**WHAT YOU WILL DO:** Print the data once more, exactly as supplied.

**SOURCE DATA:**
►
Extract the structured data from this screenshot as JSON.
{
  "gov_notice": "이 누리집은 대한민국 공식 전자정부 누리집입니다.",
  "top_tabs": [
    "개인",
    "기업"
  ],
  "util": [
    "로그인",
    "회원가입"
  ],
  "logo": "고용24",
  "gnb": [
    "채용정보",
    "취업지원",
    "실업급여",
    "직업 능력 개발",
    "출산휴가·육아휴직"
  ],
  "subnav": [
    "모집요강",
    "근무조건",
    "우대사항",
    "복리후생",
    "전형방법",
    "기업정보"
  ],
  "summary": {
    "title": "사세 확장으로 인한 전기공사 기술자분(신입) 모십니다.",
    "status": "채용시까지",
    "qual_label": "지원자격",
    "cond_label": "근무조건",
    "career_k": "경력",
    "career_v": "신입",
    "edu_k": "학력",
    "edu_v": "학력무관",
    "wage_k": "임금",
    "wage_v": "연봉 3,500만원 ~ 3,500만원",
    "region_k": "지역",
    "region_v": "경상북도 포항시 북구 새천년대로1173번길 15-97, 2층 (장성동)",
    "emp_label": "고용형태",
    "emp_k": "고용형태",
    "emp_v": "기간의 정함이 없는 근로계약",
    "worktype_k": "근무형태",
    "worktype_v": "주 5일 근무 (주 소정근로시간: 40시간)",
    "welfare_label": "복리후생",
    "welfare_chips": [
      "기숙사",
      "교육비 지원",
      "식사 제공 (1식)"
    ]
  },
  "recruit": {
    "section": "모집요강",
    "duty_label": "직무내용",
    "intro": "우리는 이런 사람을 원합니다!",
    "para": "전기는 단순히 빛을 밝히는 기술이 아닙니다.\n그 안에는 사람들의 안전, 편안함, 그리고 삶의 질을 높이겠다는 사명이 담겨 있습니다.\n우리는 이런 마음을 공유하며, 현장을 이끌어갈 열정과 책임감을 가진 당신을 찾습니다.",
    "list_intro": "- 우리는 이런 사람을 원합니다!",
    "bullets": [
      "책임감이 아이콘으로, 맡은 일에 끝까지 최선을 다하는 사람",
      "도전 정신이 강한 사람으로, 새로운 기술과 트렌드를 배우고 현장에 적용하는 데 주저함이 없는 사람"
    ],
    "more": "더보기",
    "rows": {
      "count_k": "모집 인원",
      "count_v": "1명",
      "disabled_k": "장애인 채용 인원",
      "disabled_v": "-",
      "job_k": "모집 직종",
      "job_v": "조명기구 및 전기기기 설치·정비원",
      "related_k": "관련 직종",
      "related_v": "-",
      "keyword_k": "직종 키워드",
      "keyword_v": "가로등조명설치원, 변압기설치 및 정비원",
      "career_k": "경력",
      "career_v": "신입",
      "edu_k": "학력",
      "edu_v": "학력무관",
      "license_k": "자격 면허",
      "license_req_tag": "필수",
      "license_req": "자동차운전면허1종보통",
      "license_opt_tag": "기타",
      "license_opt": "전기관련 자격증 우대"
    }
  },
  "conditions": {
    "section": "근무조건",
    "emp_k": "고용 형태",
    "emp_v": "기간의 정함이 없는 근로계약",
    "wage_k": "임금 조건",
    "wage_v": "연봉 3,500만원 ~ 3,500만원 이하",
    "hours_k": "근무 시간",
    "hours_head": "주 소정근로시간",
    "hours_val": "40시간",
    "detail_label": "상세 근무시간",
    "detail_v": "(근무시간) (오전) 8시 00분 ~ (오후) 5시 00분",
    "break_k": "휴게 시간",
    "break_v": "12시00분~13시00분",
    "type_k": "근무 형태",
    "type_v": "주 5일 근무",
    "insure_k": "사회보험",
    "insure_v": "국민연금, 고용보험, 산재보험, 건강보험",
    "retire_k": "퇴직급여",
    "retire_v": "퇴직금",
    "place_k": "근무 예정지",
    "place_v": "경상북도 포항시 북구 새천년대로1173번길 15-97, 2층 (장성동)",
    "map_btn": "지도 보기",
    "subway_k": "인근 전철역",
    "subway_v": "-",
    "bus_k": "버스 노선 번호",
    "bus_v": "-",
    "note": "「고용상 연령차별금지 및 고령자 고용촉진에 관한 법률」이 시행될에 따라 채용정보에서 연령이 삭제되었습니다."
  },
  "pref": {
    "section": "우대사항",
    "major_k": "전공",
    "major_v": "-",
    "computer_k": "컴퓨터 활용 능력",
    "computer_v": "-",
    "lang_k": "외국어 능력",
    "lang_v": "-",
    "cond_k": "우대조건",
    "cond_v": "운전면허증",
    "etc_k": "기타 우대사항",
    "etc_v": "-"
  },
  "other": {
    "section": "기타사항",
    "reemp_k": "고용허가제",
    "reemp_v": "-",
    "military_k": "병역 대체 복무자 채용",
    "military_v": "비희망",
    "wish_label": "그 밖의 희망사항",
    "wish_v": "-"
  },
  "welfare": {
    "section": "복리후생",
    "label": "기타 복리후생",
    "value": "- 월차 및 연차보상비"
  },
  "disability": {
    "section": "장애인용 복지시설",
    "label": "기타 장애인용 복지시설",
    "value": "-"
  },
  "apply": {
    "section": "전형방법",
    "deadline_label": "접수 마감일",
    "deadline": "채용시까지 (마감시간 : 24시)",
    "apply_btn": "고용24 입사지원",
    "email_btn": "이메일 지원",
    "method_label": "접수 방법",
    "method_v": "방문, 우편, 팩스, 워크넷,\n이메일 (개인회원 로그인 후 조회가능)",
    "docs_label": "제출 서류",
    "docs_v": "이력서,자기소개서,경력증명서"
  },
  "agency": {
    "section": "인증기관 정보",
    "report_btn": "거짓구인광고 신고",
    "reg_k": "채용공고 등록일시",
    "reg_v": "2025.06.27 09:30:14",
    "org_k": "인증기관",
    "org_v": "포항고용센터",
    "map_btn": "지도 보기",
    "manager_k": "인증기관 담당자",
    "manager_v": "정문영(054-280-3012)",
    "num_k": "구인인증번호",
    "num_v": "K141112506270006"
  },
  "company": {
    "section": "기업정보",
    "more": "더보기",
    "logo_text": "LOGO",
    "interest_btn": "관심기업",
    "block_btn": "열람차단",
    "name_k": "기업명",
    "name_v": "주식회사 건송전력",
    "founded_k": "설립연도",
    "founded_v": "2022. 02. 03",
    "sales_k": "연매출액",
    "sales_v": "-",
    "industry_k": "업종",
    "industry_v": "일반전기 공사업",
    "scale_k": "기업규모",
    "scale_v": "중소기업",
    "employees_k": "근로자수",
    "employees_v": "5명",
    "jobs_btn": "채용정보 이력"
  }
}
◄
**OUTPUT:**
Extract the structured data from this screenshot as JSON.
{
  "gov_notice": "이 누리집은 대한민국 공식 전자정부 누리집입니다.",
  "top_tabs": [
    "개인",
    "기업"
  ],
  "util": [
    "로그인",
    "회원가입"
  ],
  "logo": "고용24",
  "gnb": [
    "채용정보",
    "취업지원",
    "실업급여",
    "직업 능력 개발",
    "출산휴가·육아휴직"
  ],
  "subnav": [
    "모집요강",
    "근무조건",
    "우대사항",
    "복리후생",
    "전형방법",
    "기업정보"
  ],
  "summary": {
    "title": "사세 확장으로 인한 전기공사 기술자분(신입) 모십니다.",
    "status": "채용시까지",
    "qual_label": "지원자격",
    "cond_label": "근무조건",
    "career_k": "경력",
    "career_v": "신입",
    "edu_k": "학력",
    "edu_v": "학력무관",
    "wage_k": "임금",
    "wage_v": "연봉 3,500만원 ~ 3,500만원",
    "region_k": "지역",
    "region_v": "경상북도 포항시 북구 새천년대로1173번길 15-97, 2층 (장성동)",
    "emp_label": "고용형태",
    "emp_k": "고용형태",
    "emp_v": "기간의 정함이 없는 근로계약",
    "worktype_k": "근무형태",
    "worktype_v": "주 5일 근무 (주 소정근로시간: 40시간)",
    "welfare_label": "복리후생",
    "welfare_chips": [
      "기숙사",
      "교육비 지원",
      "식사 제공 (1식)"
    ]
  },
  "recruit": {
    "section": "모집요강",
    "duty_label": "직무내용",
    "intro": "우리는 이런 사람을 원합니다!",
    "para": "전기는 단순히 빛을 밝히는 기술이 아닙니다.\n그 안에는 사람들의 안전, 편안함, 그리고 삶의 질을 높이겠다는 사명이 담겨 있습니다.\n우리는 이런 마음을 공유하며, 현장을 이끌어갈 열정과 책임감을 가진 당신을 찾습니다.",
    "list_intro": "- 우리는 이런 사람을 원합니다!",
    "bullets": [
      "책임감이 아이콘으로, 맡은 일에 끝까지 최선을 다하는 사람",
      "도전 정신이 강한 사람으로, 새로운 기술과 트렌드를 배우고 현장에 적용하는 데 주저함이 없는 사람"
    ],
    "more": "더보기",
    "rows": {
      "count_k": "모집 인원",
      "count_v": "1명",
      "disabled_k": "장애인 채용 인원",
      "disabled_v": "-",
      "job_k": "모집 직종",
      "job_v": "조명기구 및 전기기기 설치·정비원",
      "related_k": "관련 직종",
      "related_v": "-",
      "keyword_k": "직종 키워드",
      "keyword_v": "가로등조명설치원, 변압기설치 및 정비원",
      "career_k": "경력",
      "career_v": "신입",
      "edu_k": "학력",
      "edu_v": "학력무관",
      "license_k": "자격 면허",
      "license_req_tag": "필수",
      "license_req": "자동차운전면허1종보통",
      "license_opt_tag": "기타",
      "license_opt": "전기관련 자격증 우대"
    }
  },
  "conditions": {
    "section": "근무조건",
    "emp_k": "고용 형태",
    "emp_v": "기간의 정함이 없는 근로계약",
    "wage_k": "임금 조건",
    "wage_v": "연봉 3,500만원 ~ 3,500만원 이하",
    "hours_k": "근무 시간",
    "hours_head": "주 소정근로시간",
    "hours_val": "40시간",
    "detail_label": "상세 근무시간",
    "detail_v": "(근무시간) (오전) 8시 00분 ~ (오후) 5시 00분",
    "break_k": "휴게 시간",
    "break_v": "12시00분~13시00분",
    "type_k": "근무 형태",
    "type_v": "주 5일 근무",
    "insure_k": "사회보험",
    "insure_v": "국민연금, 고용보험, 산재보험, 건강보험",
    "retire_k": "퇴직급여",
    "retire_v": "퇴직금",
    "place_k": "근무 예정지",
    "place_v": "경상북도 포항시 북구 새천년대로1173번길 15-97, 2층 (장성동)",
    "map_btn": "지도 보기",
    "subway_k": "인근 전철역",
    "subway_v": "-",
    "bus_k": "버스 노선 번호",
    "bus_v": "-",
    "note": "「고용상 연령차별금지 및 고령자 고용촉진에 관한 법률」이 시행될에 따라 채용정보에서 연령이 삭제되었습니다."
  },
  "pref": {
    "section": "우대사항",
    "major_k": "전공",
    "major_v": "-",
    "computer_k": "컴퓨터 활용 능력",
    "computer_v": "-",
    "lang_k": "외국어 능력",
    "lang_v": "-",
    "cond_k": "우대조건",
    "cond_v": "운전면허증",
    "etc_k": "기타 우대사항",
    "etc_v": "-"
  },
  "other": {
    "section": "기타사항",
    "reemp_k": "고용허가제",
    "reemp_v": "-",
    "military_k": "병역 대체 복무자 채용",
    "military_v": "비희망",
    "wish_label": "그 밖의 희망사항",
    "wish_v": "-"
  },
  "welfare": {
    "section": "복리후생",
    "label": "기타 복리후생",
    "value": "- 월차 및 연차보상비"
  },
  "disability": {
    "section": "장애인용 복지시설",
    "label": "기타 장애인용 복지시설",
    "value": "-"
  },
  "apply": {
    "section": "전형방법",
    "deadline_label": "접수 마감일",
    "deadline": "채용시까지 (마감시간 : 24시)",
    "apply_btn": "고용24 입사지원",
    "email_btn": "이메일 지원",
    "method_label": "접수 방법",
    "method_v": "방문, 우편, 팩스, 워크넷,\n이메일 (개인회원 로그인 후 조회가능)",
    "docs_label": "제출 서류",
    "docs_v": "이력서,자기소개서,경력증명서"
  },
  "agency": {
    "section": "인증기관 정보",
    "report_btn": "거짓구인광고 신고",
    "reg_k": "채용공고 등록일시",
    "reg_v": "2025.06.27 09:30:14",
    "org_k": "인증기관",
    "org_v": "포항고용센터",
    "map_btn": "지도 보기",
    "manager_k": "인증기관 담당자",
    "manager_v": "정문영(054-280-3012)",
    "num_k": "구인인증번호",
    "num_v": "K141112506270006"
  },
  "company": {
    "section": "기업정보",
    "more": "더보기",
    "logo_text": "LOGO",
    "interest_btn": "관심기업",
    "block_btn": "열람차단",
    "name_k": "기업명",
    "name_v": "주식회사 건송전력",
    "founded_k": "설립연도",
    "founded_v": "2022. 02. 03",
    "sales_k": "연매출액",
    "sales_v": "-",
    "industry_k": "업종",
    "industry_v": "일반전기 공사업",
    "scale_k": "기업규모",
    "scale_v": "중소기업",
    "employees_k": "근로자수",
    "employees_v": "5명",
    "jobs_btn": "채용정보 이력"
  }
}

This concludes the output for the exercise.